When your Chinese delivery order is wrong, you know it the moment you open the package and get a whiff of Szechuan shrimp instead of the General Tso’s Chicken you asked for.
And if you decide to just go ahead and eat the shrimp instead, the worst that could happen (assuming the shrimp isn’t spoiled) is the vague sense of disappointment that you didn’t get the food you wanted.
But when your pharmacist screws up your drug order, chances are you’ll have no idea he got it wrong - because most folks can’t tell one pill from another. And unlike swallowing the wrong meal, if you swallow the wrong drug you could suffer life-ruining or maybe life-ENDING side effects.
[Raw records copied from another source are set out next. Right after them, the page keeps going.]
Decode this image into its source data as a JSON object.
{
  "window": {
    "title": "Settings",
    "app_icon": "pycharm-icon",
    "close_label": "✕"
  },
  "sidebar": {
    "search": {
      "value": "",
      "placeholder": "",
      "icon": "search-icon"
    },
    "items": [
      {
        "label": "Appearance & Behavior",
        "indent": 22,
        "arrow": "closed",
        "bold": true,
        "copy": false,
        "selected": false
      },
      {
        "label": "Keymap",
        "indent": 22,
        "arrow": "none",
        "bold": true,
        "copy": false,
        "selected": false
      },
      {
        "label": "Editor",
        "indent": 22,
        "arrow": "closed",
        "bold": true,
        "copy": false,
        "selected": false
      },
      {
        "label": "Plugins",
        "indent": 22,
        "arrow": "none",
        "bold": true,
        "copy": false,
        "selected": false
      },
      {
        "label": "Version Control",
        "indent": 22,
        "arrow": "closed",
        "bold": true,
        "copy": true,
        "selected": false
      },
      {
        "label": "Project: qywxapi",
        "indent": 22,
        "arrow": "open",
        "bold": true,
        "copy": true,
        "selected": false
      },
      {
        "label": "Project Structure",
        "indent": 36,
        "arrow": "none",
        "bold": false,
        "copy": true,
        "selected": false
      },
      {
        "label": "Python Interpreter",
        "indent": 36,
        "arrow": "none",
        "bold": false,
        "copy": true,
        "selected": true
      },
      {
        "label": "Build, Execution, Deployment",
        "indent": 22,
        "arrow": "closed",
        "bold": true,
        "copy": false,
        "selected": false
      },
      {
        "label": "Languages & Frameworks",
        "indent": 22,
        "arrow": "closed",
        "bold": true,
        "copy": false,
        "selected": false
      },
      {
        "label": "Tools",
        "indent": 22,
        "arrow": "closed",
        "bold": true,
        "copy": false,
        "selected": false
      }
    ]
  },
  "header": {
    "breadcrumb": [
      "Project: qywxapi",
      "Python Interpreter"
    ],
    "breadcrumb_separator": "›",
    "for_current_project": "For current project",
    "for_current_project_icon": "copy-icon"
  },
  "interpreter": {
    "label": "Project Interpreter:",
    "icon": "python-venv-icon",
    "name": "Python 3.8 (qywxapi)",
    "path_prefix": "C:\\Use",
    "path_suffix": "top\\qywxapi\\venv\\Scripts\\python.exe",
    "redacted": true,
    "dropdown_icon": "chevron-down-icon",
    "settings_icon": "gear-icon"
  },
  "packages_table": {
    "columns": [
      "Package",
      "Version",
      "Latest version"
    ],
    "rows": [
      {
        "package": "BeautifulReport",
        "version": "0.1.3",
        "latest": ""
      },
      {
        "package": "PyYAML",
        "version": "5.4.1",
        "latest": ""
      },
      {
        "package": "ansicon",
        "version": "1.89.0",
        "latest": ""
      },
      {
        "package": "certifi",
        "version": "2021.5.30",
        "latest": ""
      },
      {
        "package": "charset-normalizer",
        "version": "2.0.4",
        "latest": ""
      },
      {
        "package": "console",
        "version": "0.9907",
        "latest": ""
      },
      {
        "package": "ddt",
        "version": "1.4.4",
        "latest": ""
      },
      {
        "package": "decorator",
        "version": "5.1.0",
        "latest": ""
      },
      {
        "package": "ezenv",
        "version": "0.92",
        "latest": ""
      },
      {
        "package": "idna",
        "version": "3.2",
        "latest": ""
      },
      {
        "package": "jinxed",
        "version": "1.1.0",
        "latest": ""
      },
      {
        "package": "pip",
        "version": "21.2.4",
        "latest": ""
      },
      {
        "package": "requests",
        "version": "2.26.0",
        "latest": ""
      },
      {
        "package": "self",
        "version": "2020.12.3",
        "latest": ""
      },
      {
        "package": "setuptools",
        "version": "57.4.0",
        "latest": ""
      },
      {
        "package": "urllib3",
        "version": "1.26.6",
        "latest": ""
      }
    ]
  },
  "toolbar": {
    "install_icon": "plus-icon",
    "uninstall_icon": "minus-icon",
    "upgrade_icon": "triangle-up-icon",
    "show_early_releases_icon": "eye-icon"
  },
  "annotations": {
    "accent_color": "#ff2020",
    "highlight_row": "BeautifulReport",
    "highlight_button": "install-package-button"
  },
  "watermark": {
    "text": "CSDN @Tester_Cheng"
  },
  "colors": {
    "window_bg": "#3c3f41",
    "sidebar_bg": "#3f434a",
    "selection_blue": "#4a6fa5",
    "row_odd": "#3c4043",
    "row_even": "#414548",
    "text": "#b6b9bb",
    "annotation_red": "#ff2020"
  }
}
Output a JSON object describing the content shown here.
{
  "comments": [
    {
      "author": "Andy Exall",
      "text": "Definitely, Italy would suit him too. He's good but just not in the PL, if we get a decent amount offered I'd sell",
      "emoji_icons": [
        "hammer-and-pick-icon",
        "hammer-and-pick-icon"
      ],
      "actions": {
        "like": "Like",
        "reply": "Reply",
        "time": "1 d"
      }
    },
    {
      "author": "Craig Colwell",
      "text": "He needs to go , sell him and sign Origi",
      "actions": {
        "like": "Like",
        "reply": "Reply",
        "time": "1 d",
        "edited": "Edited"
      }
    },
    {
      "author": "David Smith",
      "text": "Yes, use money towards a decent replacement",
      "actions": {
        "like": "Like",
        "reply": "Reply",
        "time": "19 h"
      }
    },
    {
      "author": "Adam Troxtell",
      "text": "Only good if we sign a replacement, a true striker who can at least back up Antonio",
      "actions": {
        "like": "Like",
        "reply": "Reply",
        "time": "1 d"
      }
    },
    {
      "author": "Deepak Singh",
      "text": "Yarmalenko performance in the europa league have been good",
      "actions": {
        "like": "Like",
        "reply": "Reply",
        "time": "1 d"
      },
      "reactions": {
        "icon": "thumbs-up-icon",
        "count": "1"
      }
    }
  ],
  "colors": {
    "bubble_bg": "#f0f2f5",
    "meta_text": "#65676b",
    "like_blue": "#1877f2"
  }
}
If you haven’t already been the victim of a drug mix up count yourself lucky. Because this happens EVERY SINGLE DAY - or so often that the FDA now says 10 percent of drug errors are the result of name confusion.
Sometimes, drugs have similar names and the pharmacist grabs the wrong one off the shelf. Other times, the problem is the doctor’s chicken-scratch handwriting on the prescription pad (I’ve been guilty of that myself).
Either way, imagine popping a pill hoping to get some allergy relief with?Allegra and ending up with the surprising results from swallowing Viagra instead.
Yes, it could happen - because those two made the list of commonly confused drug names from the Institute for Safe Medicine Practices (ISMP).
Other times, the problem is a pharmacist who should know better... but doesn’t. For example, hydromorphone is up to eight times more potent that morphine - but some asleep-on-the-job pharmacists seem to think that’s just the generic name for morphine.
It’s a mistake that has KILLED patients, according to a SUNY Downstate Medical Center analysis.
Two other drugs are being mixed up so often that the sleepy FDA recently perked up long enough to issue a warning over them: Pharmacists are confusing the antidepressant Brintellix with the blood thinner Brilinta given to heart attack patients.
In this case they don’t just sound alike, they look a lot alike too. They’re both little yellow pills, and they both have a “T” stamped on them. The FDA says these two have been confused at least 50 times that it’s aware of, but the real number is certainly higher since most incidents are never detected or reported.
I wish I could tell you these are the only examples. But they’re far from it. In fact the ISMP’s list alone contains 186 drugs! See the full list online. Google “ISMP List of Confused Drug Names” and the list should be the first thing to come up.
When you’re given a med, don’t just trust that the name on the bottle matches the pills inside.
Some pharmacies now give out images of the medication with each prescription so you can double-check. This should help prevent some medication mishaps. And if you’re Internet-savvy, or have someone in your family who is, you’ll also find a handy tool for identifying your drug at www.drugs.com/imprints.
And never, ever take anything if you’re not sure of what it is. If you have any doubt at all, CALL!